→ PROBLEM REQUIREMENTS: In the following material, identify every line holding the string "JSON" and return it.

→ ENTRIES SUPPLIED:
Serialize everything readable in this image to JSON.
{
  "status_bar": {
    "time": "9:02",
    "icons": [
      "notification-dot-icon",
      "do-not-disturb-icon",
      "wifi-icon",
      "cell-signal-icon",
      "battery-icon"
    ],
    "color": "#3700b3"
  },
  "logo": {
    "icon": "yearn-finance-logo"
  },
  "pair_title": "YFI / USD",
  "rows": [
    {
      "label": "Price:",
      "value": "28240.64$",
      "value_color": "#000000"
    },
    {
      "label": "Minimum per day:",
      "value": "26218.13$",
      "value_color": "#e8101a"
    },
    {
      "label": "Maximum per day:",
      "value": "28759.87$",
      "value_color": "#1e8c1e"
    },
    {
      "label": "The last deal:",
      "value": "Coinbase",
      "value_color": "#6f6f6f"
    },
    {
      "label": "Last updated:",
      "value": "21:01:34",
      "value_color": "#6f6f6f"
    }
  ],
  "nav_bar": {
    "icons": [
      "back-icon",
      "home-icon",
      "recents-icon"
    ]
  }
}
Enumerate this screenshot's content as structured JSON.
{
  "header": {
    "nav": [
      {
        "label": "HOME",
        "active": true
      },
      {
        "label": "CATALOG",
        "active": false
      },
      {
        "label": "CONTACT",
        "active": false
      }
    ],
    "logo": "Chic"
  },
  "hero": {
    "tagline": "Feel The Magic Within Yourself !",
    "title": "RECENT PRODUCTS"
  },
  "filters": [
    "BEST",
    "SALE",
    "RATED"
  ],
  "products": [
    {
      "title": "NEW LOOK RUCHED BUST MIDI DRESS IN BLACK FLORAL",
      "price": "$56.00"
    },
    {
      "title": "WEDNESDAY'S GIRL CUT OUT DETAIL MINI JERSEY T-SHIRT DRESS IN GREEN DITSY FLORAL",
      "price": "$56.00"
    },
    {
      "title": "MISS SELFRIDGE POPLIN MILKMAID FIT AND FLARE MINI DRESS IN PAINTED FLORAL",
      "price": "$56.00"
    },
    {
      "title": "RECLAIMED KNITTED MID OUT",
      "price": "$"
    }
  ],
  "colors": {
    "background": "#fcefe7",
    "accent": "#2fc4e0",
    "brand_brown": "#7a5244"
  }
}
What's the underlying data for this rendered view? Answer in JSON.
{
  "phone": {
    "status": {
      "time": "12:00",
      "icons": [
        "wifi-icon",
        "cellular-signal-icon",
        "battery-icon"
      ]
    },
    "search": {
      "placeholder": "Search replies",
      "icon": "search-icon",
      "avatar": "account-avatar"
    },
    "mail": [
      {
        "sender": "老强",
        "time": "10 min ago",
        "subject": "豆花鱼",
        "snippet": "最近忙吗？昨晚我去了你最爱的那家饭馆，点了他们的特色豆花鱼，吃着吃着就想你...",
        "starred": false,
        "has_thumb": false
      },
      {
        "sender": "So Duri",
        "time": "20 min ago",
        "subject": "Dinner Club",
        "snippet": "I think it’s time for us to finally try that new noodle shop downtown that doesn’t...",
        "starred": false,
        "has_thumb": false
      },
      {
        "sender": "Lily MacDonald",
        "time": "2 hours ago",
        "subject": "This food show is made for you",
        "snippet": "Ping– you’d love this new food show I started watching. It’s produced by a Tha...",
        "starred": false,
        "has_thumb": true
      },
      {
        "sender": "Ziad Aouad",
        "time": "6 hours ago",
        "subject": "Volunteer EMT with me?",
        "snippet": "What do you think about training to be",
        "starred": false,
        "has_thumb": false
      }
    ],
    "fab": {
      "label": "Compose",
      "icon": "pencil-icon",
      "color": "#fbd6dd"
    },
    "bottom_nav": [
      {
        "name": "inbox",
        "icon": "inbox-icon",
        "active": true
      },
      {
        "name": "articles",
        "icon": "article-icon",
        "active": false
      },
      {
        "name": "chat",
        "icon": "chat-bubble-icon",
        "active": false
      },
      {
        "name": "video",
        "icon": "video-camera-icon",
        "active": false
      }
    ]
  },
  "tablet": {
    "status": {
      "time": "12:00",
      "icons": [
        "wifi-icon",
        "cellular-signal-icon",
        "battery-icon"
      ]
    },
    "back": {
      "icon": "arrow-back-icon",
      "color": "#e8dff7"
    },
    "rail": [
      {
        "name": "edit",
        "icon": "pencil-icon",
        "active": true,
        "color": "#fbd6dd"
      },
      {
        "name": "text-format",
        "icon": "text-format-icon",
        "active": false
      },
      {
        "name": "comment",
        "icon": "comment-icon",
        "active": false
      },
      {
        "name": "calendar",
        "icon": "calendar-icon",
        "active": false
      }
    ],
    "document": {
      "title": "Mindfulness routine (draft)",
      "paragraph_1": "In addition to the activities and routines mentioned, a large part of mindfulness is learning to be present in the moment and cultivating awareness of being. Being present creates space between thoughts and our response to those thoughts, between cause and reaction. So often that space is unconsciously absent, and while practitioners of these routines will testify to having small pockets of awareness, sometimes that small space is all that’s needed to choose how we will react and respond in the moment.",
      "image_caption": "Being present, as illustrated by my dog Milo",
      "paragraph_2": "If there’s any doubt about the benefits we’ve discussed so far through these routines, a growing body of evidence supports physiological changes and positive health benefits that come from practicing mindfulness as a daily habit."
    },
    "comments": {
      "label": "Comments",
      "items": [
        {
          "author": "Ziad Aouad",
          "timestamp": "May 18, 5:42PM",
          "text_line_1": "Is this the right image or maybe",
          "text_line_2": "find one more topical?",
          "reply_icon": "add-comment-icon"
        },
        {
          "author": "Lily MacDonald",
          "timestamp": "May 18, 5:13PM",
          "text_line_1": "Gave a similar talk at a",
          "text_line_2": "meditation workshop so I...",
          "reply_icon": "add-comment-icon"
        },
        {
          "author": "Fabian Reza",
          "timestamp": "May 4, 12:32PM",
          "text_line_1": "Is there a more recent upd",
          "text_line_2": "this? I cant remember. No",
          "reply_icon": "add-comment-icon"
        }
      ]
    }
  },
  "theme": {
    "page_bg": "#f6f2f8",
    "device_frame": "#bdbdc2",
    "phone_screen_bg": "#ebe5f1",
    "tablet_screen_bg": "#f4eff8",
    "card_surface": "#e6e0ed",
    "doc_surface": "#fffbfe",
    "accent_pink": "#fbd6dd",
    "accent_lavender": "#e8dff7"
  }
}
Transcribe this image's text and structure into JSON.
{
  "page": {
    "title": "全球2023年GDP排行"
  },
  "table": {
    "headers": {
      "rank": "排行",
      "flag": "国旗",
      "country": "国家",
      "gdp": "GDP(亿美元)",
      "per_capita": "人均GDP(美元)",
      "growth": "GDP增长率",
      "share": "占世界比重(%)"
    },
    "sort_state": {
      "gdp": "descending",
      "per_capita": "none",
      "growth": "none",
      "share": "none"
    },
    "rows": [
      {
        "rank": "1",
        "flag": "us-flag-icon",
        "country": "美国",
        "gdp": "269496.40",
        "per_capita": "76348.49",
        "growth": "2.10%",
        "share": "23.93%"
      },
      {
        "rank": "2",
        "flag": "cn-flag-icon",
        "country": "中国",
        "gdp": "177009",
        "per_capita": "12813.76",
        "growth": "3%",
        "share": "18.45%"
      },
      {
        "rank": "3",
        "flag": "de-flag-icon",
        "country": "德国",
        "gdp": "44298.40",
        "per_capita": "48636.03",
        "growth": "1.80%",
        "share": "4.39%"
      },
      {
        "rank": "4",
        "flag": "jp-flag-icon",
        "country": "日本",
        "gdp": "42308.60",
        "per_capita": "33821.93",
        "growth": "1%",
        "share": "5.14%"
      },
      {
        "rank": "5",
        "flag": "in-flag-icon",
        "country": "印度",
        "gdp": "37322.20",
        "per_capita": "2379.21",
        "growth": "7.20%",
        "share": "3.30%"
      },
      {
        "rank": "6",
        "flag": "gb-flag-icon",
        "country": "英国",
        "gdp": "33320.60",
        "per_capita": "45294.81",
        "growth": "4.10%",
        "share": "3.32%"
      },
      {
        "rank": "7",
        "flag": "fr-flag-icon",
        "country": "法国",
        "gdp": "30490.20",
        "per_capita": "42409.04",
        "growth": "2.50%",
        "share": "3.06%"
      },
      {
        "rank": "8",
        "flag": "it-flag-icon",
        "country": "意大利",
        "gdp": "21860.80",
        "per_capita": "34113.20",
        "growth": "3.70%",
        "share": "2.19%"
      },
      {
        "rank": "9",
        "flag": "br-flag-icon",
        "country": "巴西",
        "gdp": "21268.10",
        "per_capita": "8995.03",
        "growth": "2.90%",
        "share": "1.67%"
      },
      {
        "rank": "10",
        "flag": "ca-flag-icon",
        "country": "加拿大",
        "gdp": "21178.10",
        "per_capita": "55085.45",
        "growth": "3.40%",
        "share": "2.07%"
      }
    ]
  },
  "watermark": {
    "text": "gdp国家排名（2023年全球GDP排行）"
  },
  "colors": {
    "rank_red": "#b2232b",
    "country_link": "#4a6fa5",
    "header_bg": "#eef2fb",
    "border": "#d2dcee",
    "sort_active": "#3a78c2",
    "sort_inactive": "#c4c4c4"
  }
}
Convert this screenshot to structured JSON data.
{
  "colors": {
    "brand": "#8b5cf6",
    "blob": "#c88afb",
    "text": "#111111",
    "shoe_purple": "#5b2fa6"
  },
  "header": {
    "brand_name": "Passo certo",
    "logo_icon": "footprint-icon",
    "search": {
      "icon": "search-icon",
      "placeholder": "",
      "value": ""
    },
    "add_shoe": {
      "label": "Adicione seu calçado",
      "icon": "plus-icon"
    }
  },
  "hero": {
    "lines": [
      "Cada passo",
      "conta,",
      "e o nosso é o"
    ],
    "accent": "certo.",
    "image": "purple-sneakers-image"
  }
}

→ ANSWER SECTION:
Serialize everything readable in this image to JSON.
Enumerate this screenshot's content as structured JSON.
What's the underlying data for this rendered view? Answer in JSON.
Transcribe this image's text and structure into JSON.
Convert this screenshot to structured JSON data.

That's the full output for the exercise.